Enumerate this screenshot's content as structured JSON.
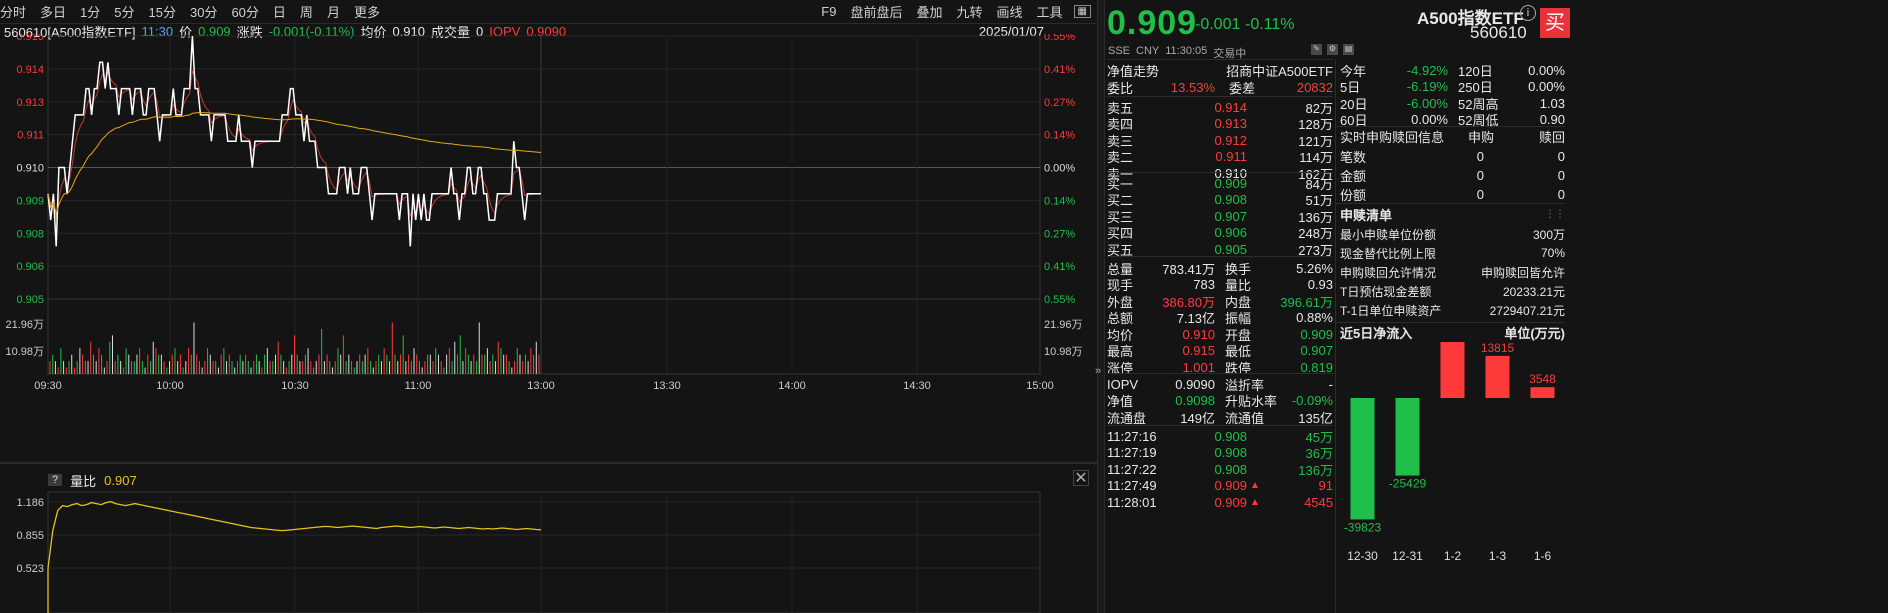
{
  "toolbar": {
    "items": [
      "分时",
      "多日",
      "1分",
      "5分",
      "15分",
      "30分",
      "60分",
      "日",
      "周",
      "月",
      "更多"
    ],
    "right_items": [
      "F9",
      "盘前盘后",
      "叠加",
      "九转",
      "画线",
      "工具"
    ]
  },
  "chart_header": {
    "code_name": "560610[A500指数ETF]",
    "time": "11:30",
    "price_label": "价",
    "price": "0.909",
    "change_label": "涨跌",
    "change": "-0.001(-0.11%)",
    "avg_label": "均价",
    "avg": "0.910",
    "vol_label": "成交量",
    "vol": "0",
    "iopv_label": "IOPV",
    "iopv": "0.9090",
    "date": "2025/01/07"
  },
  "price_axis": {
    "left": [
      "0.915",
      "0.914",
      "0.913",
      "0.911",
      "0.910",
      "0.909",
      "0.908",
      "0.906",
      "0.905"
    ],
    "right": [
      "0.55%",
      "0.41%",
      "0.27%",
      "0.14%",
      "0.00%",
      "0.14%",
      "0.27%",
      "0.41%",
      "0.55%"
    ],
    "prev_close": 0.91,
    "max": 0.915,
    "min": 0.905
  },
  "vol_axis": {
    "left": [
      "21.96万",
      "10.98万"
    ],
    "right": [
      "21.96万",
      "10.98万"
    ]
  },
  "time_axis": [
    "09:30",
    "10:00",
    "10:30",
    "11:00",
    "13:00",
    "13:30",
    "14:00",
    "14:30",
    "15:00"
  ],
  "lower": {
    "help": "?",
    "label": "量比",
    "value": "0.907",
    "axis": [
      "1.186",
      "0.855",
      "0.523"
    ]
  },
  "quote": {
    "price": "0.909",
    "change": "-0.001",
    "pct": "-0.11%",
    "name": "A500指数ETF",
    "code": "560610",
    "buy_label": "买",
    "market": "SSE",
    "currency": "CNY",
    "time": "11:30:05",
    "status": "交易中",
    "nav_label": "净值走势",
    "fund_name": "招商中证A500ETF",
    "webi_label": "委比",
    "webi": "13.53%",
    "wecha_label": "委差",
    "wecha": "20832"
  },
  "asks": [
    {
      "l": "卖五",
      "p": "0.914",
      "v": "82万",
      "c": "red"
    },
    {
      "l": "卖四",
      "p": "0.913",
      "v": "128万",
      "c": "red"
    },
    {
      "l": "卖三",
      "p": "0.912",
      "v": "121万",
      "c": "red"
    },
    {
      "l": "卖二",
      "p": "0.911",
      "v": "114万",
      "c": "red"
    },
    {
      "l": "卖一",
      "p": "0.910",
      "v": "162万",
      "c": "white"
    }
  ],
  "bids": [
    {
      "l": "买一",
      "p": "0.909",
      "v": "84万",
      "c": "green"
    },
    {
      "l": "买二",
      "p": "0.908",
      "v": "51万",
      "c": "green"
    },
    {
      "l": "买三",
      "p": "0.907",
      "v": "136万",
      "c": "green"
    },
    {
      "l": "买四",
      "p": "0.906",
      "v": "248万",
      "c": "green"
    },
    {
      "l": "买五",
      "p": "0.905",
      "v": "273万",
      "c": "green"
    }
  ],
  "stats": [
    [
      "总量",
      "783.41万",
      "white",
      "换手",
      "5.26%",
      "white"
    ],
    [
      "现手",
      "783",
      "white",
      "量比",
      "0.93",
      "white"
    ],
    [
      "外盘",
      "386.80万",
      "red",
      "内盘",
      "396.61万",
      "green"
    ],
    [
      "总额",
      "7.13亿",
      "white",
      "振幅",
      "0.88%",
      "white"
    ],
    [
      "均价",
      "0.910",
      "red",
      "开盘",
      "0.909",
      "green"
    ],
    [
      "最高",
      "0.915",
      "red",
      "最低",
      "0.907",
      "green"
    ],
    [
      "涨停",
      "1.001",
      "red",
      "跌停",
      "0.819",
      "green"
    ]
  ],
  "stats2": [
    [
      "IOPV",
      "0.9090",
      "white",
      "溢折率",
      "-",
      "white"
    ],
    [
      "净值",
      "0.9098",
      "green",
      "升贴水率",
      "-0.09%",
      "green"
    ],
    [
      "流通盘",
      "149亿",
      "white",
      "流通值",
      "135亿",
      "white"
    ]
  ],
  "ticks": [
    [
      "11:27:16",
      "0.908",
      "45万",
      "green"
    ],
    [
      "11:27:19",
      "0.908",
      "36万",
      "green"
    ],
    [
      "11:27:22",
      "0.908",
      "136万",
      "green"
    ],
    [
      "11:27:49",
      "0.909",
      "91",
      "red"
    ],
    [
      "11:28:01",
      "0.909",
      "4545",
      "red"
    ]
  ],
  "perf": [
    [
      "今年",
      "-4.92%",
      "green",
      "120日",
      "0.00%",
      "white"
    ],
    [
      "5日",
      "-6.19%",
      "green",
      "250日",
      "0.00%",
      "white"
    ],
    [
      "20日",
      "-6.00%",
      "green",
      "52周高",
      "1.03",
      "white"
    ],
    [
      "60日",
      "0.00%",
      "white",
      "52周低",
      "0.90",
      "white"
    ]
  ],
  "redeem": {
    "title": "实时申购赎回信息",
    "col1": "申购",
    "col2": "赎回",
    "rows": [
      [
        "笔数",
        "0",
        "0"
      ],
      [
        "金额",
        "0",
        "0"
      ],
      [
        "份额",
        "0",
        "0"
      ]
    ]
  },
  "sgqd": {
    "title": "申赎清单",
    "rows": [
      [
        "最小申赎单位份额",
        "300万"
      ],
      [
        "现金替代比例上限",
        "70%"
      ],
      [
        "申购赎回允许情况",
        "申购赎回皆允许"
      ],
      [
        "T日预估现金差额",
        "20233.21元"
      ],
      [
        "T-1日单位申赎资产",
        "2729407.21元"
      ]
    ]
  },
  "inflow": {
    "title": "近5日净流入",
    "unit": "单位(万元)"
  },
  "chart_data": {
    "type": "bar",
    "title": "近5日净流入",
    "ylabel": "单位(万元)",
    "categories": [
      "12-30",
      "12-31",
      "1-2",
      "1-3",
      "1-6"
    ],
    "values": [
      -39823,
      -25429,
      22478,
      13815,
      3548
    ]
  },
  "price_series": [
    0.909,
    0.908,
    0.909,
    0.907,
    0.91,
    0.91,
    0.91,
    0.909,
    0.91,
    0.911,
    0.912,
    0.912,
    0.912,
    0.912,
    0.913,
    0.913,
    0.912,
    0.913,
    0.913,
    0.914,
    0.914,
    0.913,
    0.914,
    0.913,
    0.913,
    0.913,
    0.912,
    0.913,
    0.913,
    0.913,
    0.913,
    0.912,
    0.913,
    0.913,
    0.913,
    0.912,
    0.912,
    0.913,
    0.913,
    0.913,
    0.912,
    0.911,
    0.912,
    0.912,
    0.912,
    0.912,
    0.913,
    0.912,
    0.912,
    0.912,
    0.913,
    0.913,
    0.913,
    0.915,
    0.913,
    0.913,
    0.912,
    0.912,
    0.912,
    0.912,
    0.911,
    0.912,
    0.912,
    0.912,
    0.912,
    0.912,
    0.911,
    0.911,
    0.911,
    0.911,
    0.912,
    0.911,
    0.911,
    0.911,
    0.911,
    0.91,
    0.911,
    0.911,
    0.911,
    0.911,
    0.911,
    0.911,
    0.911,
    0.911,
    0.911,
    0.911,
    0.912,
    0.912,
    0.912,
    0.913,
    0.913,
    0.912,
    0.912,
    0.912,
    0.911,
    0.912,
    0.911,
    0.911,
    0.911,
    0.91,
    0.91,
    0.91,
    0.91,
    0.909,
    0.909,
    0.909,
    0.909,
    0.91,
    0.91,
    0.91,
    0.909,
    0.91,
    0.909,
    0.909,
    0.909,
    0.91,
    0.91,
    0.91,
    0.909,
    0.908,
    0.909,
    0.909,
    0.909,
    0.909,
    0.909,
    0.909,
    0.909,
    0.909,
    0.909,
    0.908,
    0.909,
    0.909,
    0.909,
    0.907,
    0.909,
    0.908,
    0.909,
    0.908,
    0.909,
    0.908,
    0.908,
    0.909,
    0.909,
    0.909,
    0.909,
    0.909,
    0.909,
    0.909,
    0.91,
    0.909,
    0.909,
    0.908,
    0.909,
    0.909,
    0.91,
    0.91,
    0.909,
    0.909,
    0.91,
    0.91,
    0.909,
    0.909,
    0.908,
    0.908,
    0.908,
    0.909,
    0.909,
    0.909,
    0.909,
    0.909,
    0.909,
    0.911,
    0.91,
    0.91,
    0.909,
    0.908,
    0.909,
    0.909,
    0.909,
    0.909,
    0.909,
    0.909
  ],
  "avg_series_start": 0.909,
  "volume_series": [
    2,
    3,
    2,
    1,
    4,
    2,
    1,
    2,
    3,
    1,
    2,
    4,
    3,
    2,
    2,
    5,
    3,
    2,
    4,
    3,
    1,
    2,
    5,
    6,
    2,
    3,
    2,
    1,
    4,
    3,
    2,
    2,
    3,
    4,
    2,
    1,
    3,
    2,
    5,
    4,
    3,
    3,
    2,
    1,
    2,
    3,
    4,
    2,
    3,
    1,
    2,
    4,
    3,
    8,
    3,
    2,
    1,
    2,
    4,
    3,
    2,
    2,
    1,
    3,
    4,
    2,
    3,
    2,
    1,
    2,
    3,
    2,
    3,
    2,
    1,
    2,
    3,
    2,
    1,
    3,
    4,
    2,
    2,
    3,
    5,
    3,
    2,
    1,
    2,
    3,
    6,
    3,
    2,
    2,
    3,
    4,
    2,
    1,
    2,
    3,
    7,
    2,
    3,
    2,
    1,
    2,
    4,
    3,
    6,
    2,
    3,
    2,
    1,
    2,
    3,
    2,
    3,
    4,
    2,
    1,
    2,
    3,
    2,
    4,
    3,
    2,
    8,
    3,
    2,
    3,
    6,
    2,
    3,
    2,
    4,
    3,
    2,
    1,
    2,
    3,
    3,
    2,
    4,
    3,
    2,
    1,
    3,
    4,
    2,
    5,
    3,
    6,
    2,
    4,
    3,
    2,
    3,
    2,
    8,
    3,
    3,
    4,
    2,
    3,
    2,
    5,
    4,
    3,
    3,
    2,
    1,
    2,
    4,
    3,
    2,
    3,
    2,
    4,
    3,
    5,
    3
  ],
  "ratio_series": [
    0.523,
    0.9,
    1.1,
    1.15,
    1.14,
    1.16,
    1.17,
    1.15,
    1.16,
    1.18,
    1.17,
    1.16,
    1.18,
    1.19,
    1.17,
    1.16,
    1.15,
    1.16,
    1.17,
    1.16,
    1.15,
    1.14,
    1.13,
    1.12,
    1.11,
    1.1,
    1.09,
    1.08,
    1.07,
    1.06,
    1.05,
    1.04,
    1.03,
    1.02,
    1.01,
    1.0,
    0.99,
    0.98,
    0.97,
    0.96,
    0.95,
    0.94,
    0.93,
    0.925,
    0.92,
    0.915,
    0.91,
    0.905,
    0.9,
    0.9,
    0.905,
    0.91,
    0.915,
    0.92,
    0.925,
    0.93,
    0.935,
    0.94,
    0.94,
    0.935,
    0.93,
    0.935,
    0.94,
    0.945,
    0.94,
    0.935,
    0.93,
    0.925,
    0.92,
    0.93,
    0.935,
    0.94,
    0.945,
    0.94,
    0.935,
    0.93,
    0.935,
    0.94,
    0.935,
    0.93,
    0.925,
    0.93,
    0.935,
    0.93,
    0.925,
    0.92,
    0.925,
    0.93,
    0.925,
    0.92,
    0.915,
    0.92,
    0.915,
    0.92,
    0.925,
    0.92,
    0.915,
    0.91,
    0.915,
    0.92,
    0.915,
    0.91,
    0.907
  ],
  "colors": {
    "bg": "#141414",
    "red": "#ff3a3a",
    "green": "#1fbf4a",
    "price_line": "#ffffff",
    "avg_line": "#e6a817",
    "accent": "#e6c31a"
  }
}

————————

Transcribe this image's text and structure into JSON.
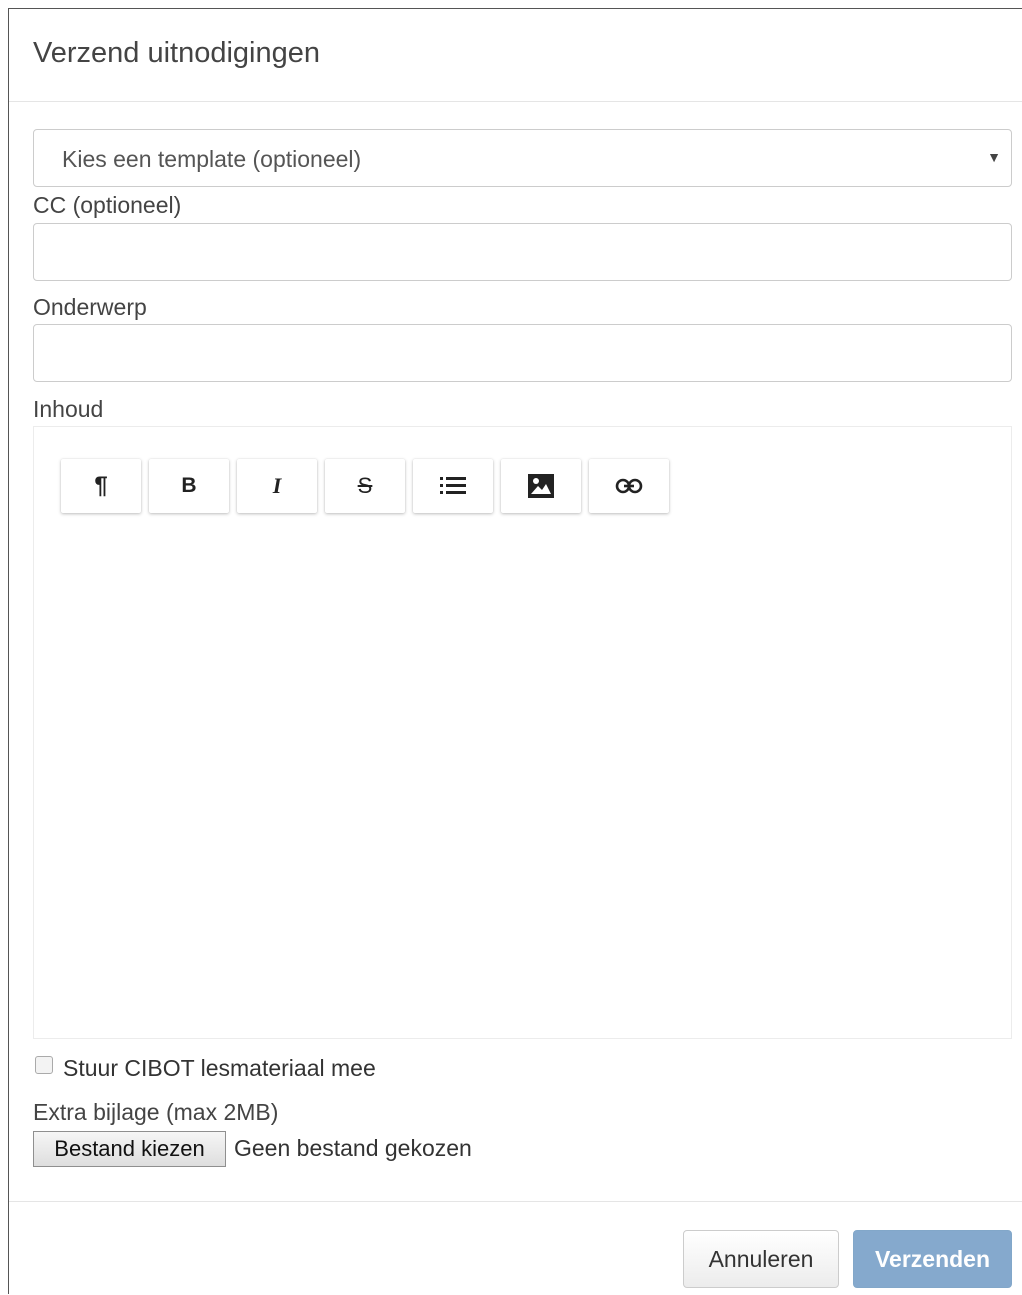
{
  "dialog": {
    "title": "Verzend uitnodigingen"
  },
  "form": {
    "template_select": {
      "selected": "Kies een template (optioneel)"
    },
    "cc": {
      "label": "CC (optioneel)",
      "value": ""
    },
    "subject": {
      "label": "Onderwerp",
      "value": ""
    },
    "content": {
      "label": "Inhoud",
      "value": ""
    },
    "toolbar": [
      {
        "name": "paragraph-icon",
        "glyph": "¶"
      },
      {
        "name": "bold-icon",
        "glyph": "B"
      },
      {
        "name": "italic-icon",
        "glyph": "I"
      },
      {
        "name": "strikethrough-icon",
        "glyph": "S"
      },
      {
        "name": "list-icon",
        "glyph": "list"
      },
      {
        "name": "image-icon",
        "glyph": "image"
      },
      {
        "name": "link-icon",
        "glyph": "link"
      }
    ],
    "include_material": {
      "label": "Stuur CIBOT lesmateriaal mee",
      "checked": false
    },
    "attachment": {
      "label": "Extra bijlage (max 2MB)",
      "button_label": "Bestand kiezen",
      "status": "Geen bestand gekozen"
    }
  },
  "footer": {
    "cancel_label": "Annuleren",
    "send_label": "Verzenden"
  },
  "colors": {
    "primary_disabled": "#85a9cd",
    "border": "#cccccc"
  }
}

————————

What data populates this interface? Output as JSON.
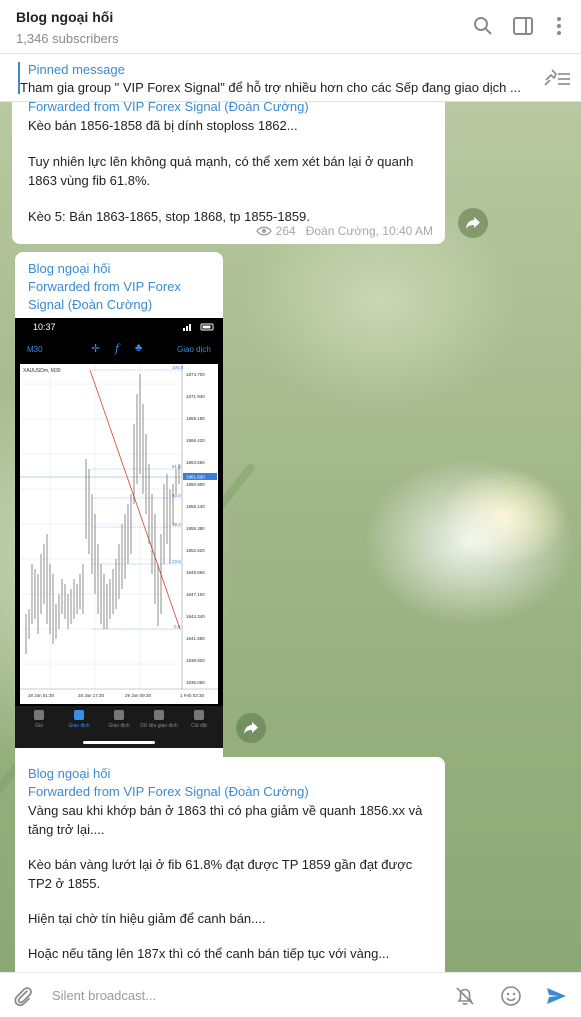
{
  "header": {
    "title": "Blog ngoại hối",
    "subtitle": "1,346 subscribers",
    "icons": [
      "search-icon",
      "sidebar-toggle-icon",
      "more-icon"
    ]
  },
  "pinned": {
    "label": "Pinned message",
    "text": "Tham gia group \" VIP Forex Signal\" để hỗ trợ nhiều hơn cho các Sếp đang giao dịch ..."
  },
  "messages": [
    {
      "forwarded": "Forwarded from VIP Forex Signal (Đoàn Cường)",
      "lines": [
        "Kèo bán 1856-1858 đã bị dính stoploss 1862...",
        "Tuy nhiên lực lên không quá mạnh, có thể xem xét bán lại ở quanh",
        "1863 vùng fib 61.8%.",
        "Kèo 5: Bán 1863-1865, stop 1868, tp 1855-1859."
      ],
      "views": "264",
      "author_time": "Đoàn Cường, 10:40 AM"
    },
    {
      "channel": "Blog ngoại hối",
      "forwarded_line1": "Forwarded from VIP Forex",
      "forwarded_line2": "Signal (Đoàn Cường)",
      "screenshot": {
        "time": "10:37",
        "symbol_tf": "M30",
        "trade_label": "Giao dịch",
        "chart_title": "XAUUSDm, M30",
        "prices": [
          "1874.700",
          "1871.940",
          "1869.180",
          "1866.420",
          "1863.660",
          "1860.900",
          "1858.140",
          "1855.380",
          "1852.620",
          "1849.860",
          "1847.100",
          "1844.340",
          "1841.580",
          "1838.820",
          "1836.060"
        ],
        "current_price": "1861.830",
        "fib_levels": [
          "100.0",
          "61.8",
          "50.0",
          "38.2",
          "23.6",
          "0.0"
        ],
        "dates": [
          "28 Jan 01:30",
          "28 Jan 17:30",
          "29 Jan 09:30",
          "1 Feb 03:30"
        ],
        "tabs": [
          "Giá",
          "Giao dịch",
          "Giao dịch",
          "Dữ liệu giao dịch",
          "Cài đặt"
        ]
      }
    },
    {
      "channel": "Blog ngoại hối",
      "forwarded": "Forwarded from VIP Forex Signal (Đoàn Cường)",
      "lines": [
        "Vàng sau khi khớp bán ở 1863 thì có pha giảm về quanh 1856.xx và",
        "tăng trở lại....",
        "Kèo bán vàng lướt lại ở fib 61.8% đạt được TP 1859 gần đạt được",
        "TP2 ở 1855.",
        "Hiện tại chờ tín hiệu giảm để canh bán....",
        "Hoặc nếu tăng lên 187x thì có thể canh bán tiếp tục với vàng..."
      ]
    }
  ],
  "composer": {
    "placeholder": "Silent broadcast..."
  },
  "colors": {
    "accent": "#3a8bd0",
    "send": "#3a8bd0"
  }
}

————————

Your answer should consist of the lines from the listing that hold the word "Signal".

    "text": "Tham gia group \" VIP Forex Signal\" để hỗ trợ nhiều hơn cho các Sếp đang giao dịch ..."
      "forwarded": "Forwarded from VIP Forex Signal (Đoàn Cường)",
      "forwarded_line2": "Signal (Đoàn Cường)",
      "forwarded": "Forwarded from VIP Forex Signal (Đoàn Cường)",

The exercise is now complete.